▸ **Brief**
A complete answer includes every line below with the word "description".

•••••

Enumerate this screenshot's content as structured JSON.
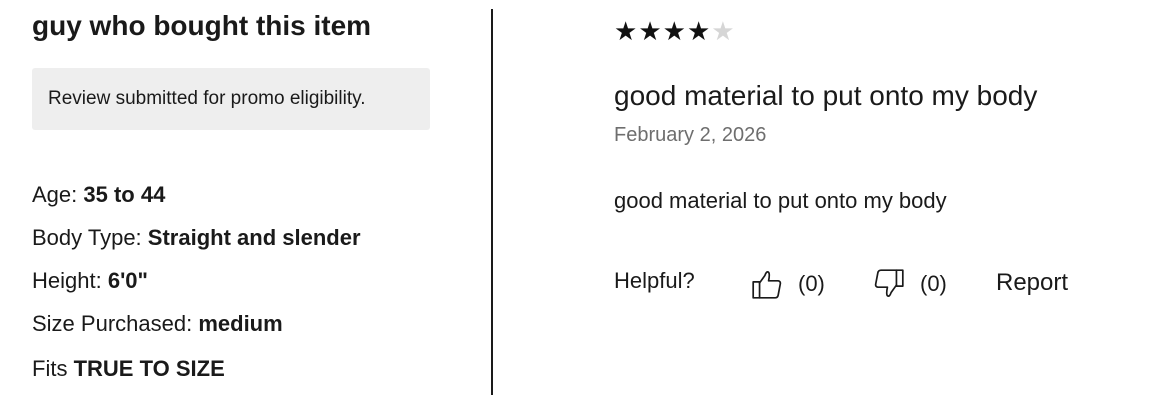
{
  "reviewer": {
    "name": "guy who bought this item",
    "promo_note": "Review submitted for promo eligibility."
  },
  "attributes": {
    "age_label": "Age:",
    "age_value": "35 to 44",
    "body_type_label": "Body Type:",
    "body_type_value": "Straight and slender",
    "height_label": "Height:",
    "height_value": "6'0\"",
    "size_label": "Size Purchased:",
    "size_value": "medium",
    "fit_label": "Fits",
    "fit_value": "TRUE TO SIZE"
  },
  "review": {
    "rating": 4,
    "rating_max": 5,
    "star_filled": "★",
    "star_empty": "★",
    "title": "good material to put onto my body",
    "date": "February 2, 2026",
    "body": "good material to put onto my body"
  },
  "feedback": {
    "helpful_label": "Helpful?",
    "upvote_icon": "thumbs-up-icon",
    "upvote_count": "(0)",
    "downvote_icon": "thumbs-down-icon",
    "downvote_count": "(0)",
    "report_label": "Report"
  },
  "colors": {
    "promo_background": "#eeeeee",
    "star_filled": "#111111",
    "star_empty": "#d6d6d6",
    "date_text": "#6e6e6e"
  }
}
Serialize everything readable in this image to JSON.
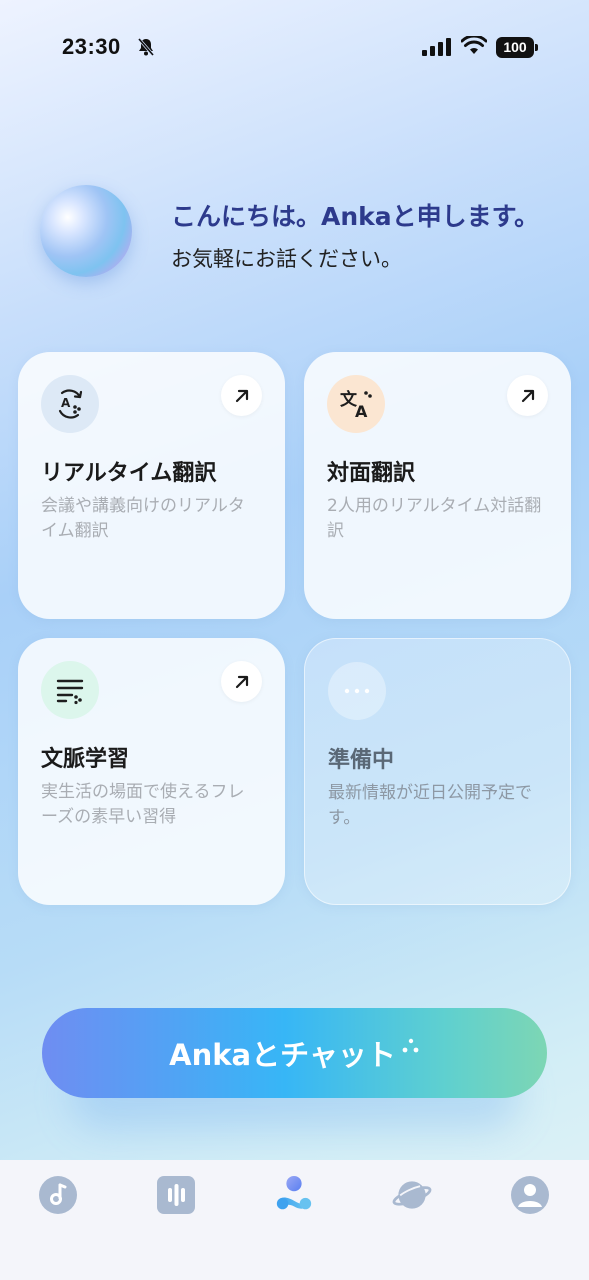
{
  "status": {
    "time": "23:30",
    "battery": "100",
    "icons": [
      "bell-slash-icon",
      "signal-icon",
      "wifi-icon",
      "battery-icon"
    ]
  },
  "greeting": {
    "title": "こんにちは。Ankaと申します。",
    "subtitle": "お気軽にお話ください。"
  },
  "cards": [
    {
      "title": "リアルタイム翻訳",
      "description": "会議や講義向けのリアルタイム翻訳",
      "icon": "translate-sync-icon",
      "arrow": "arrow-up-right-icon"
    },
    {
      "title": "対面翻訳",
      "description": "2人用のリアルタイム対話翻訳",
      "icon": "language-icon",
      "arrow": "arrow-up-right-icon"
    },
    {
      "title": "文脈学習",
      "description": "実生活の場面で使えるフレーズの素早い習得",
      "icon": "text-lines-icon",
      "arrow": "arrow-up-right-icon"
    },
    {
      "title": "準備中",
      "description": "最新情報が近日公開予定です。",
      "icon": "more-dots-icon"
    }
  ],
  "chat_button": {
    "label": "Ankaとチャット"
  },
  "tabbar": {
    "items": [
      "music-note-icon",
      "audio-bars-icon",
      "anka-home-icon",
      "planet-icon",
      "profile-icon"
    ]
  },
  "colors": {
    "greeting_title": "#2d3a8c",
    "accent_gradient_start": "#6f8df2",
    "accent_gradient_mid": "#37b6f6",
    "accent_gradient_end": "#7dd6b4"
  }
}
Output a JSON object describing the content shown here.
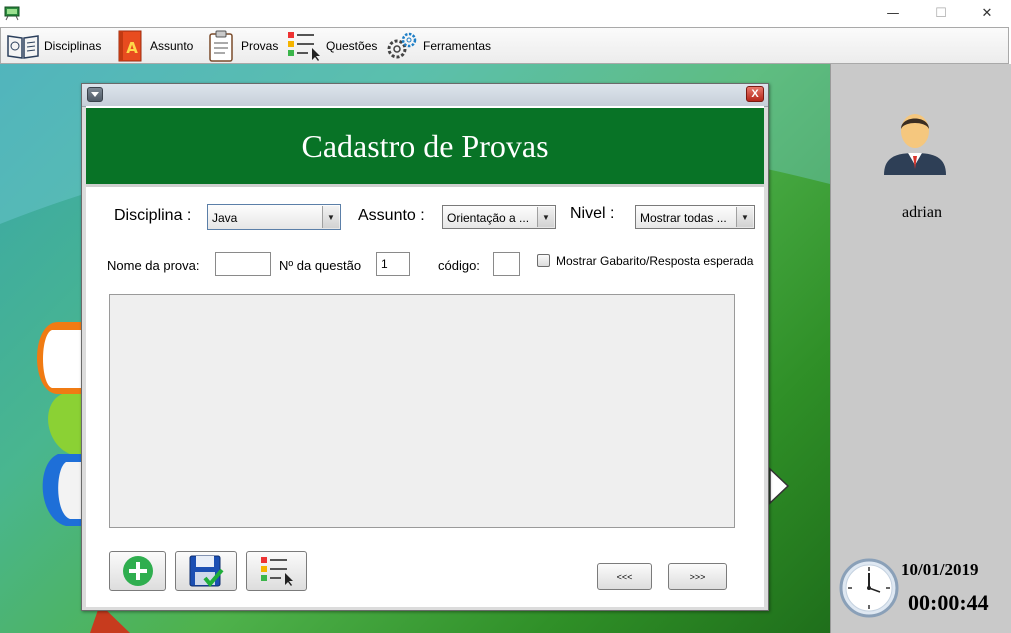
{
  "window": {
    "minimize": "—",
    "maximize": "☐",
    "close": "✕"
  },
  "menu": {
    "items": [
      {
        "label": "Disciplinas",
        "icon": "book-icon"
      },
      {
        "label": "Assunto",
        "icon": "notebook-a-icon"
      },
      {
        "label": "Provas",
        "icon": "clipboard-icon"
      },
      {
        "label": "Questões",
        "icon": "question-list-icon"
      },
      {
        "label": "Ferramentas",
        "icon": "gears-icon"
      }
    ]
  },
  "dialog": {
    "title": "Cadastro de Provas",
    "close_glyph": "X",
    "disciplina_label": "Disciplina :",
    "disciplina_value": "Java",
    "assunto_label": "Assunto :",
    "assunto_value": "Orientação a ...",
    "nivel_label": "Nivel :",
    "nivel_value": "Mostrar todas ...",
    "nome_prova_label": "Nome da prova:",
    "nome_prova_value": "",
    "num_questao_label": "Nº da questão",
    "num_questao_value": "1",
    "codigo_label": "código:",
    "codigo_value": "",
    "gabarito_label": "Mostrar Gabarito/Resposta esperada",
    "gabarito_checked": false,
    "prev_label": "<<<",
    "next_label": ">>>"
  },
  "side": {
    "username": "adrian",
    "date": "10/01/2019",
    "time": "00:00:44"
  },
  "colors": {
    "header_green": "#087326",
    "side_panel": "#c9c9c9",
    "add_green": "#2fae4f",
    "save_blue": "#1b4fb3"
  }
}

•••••

▸ **Answer box**
      "description": "会議や講義向けのリアルタイム翻訳",
      "description": "2人用のリアルタイム対話翻訳",
      "description": "実生活の場面で使えるフレーズの素早い習得",
      "description": "最新情報が近日公開予定です。",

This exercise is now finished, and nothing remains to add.